*WHAT YOU NEED TO DO*:
For every record that follows, write out the text exactly and omit the picture, if one is present.

+---+

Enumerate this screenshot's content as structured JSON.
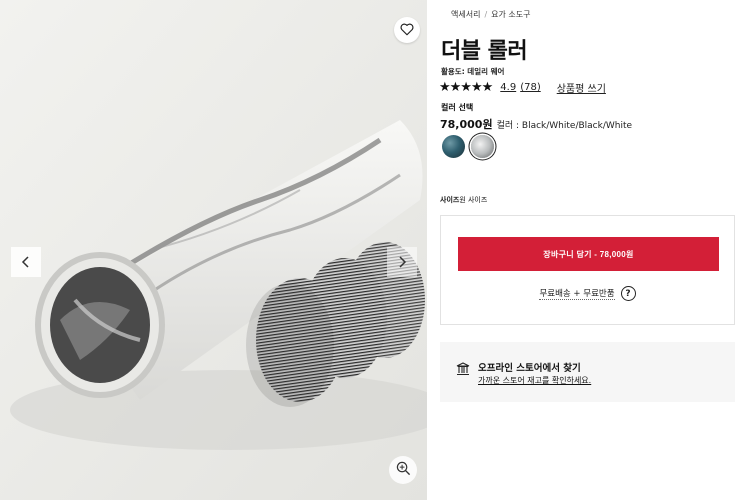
{
  "breadcrumb": {
    "items": [
      "액세서리",
      "요가 소도구"
    ]
  },
  "product": {
    "title": "더블 롤러",
    "activity": "활용도: 데일리 웨어",
    "rating": "4.9",
    "review_count": "(78)",
    "write_review": "상품평 쓰기",
    "stars": "★★★★★",
    "color_label": "컬러 선택",
    "price": "78,000원",
    "color_name": "컬러 : Black/White/Black/White",
    "swatches": [
      {
        "name": "Teal/Black",
        "color": "#2f5f6f"
      },
      {
        "name": "Black/White/Black/White",
        "color": "#b9bcbd",
        "selected": true
      }
    ],
    "size_label_bold": "사이즈",
    "size_label_rest": "원 사이즈"
  },
  "cart": {
    "add_to_cart": "장바구니 담기 - 78,000원",
    "shipping": "무료배송 + 무료반품",
    "help_symbol": "?"
  },
  "store": {
    "title": "오프라인 스토어에서 찾기",
    "subtitle": "가까운 스토어 재고를 확인하세요."
  },
  "gallery": {
    "prev_symbol": "‹",
    "next_symbol": "›"
  },
  "colors": {
    "accent": "#d31f37",
    "image_background": "#ecece9"
  },
  "icons": {
    "wishlist": "heart-icon",
    "zoom": "zoom-in-icon",
    "store": "store-building-icon"
  }
}
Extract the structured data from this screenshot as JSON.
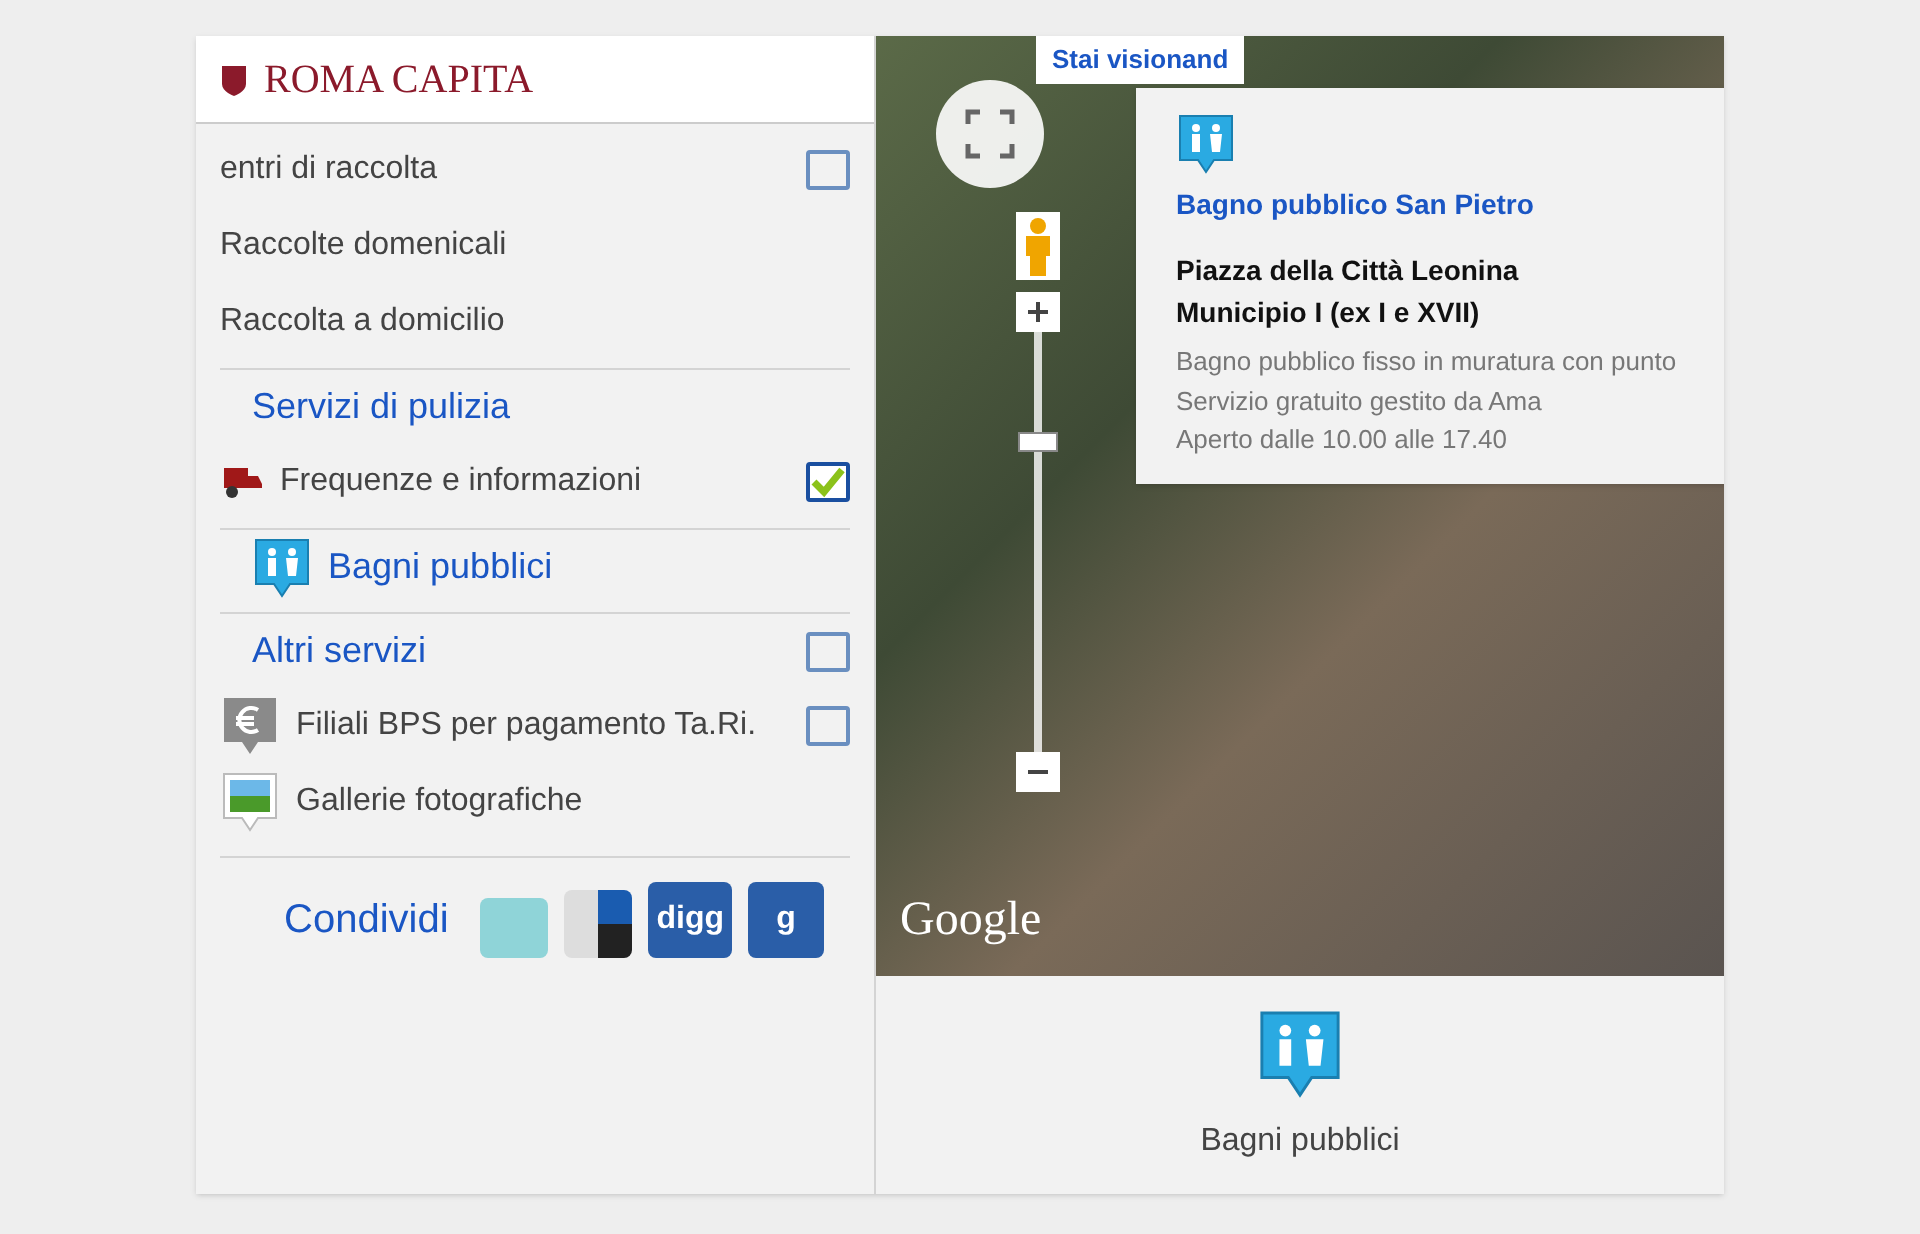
{
  "header": {
    "logo_text": "ROMA CAPITA"
  },
  "sidebar": {
    "items": [
      {
        "kind": "option",
        "label": "entri di raccolta",
        "checked": false
      },
      {
        "kind": "plain",
        "label": "Raccolte domenicali"
      },
      {
        "kind": "plain",
        "label": "Raccolta a domicilio"
      },
      {
        "kind": "section",
        "label": "Servizi di pulizia"
      },
      {
        "kind": "option",
        "label": "Frequenze e informazioni",
        "checked": true
      },
      {
        "kind": "section",
        "label": "Bagni pubblici"
      },
      {
        "kind": "section",
        "label": "Altri servizi",
        "checked": false
      },
      {
        "kind": "option",
        "label": "Filiali BPS per pagamento Ta.Ri.",
        "checked": false
      },
      {
        "kind": "plain",
        "label": "Gallerie fotografiche"
      }
    ],
    "share": {
      "label": "Condividi",
      "buttons": [
        {
          "kind": "blank"
        },
        {
          "kind": "squares"
        },
        {
          "kind": "text",
          "label": "digg"
        },
        {
          "kind": "text",
          "label": "g"
        }
      ]
    }
  },
  "map": {
    "banner": "Stai visionand",
    "zoom": {
      "level": 0.75
    },
    "popup": {
      "title": "Bagno pubblico San Pietro",
      "address": [
        "Piazza della Città Leonina",
        "Municipio I (ex I e XVII)"
      ],
      "details": [
        "Bagno pubblico fisso in muratura con punto",
        "Servizio gratuito gestito da Ama",
        "Aperto dalle 10.00 alle 17.40"
      ]
    },
    "attribution": "Google"
  },
  "legend": {
    "label": "Bagni pubblici"
  }
}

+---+

*RESPONSE TO THE TASK*:
Enumerate this screenshot's content as structured JSON.
{
  "breadcrumb": {
    "items": [
      "액세서리",
      "요가 소도구"
    ]
  },
  "product": {
    "title": "더블 롤러",
    "activity": "활용도: 데일리 웨어",
    "rating": "4.9",
    "review_count": "(78)",
    "write_review": "상품평 쓰기",
    "stars": "★★★★★",
    "color_label": "컬러 선택",
    "price": "78,000원",
    "color_name": "컬러 : Black/White/Black/White",
    "swatches": [
      {
        "name": "Teal/Black",
        "color": "#2f5f6f"
      },
      {
        "name": "Black/White/Black/White",
        "color": "#b9bcbd",
        "selected": true
      }
    ],
    "size_label_bold": "사이즈",
    "size_label_rest": "원 사이즈"
  },
  "cart": {
    "add_to_cart": "장바구니 담기 - 78,000원",
    "shipping": "무료배송 + 무료반품",
    "help_symbol": "?"
  },
  "store": {
    "title": "오프라인 스토어에서 찾기",
    "subtitle": "가까운 스토어 재고를 확인하세요."
  },
  "gallery": {
    "prev_symbol": "‹",
    "next_symbol": "›"
  },
  "colors": {
    "accent": "#d31f37",
    "image_background": "#ecece9"
  },
  "icons": {
    "wishlist": "heart-icon",
    "zoom": "zoom-in-icon",
    "store": "store-building-icon"
  }
}
Extract the structured data from this screenshot as JSON.
{
  "header": {
    "logo_text": "ROMA CAPITA"
  },
  "sidebar": {
    "items": [
      {
        "kind": "option",
        "label": "entri di raccolta",
        "checked": false
      },
      {
        "kind": "plain",
        "label": "Raccolte domenicali"
      },
      {
        "kind": "plain",
        "label": "Raccolta a domicilio"
      },
      {
        "kind": "section",
        "label": "Servizi di pulizia"
      },
      {
        "kind": "option",
        "label": "Frequenze e informazioni",
        "checked": true
      },
      {
        "kind": "section",
        "label": "Bagni pubblici"
      },
      {
        "kind": "section",
        "label": "Altri servizi",
        "checked": false
      },
      {
        "kind": "option",
        "label": "Filiali BPS per pagamento Ta.Ri.",
        "checked": false
      },
      {
        "kind": "plain",
        "label": "Gallerie fotografiche"
      }
    ],
    "share": {
      "label": "Condividi",
      "buttons": [
        {
          "kind": "blank"
        },
        {
          "kind": "squares"
        },
        {
          "kind": "text",
          "label": "digg"
        },
        {
          "kind": "text",
          "label": "g"
        }
      ]
    }
  },
  "map": {
    "banner": "Stai visionand",
    "zoom": {
      "level": 0.75
    },
    "popup": {
      "title": "Bagno pubblico San Pietro",
      "address": [
        "Piazza della Città Leonina",
        "Municipio I (ex I e XVII)"
      ],
      "details": [
        "Bagno pubblico fisso in muratura con punto",
        "Servizio gratuito gestito da Ama",
        "Aperto dalle 10.00 alle 17.40"
      ]
    },
    "attribution": "Google"
  },
  "legend": {
    "label": "Bagni pubblici"
  }
}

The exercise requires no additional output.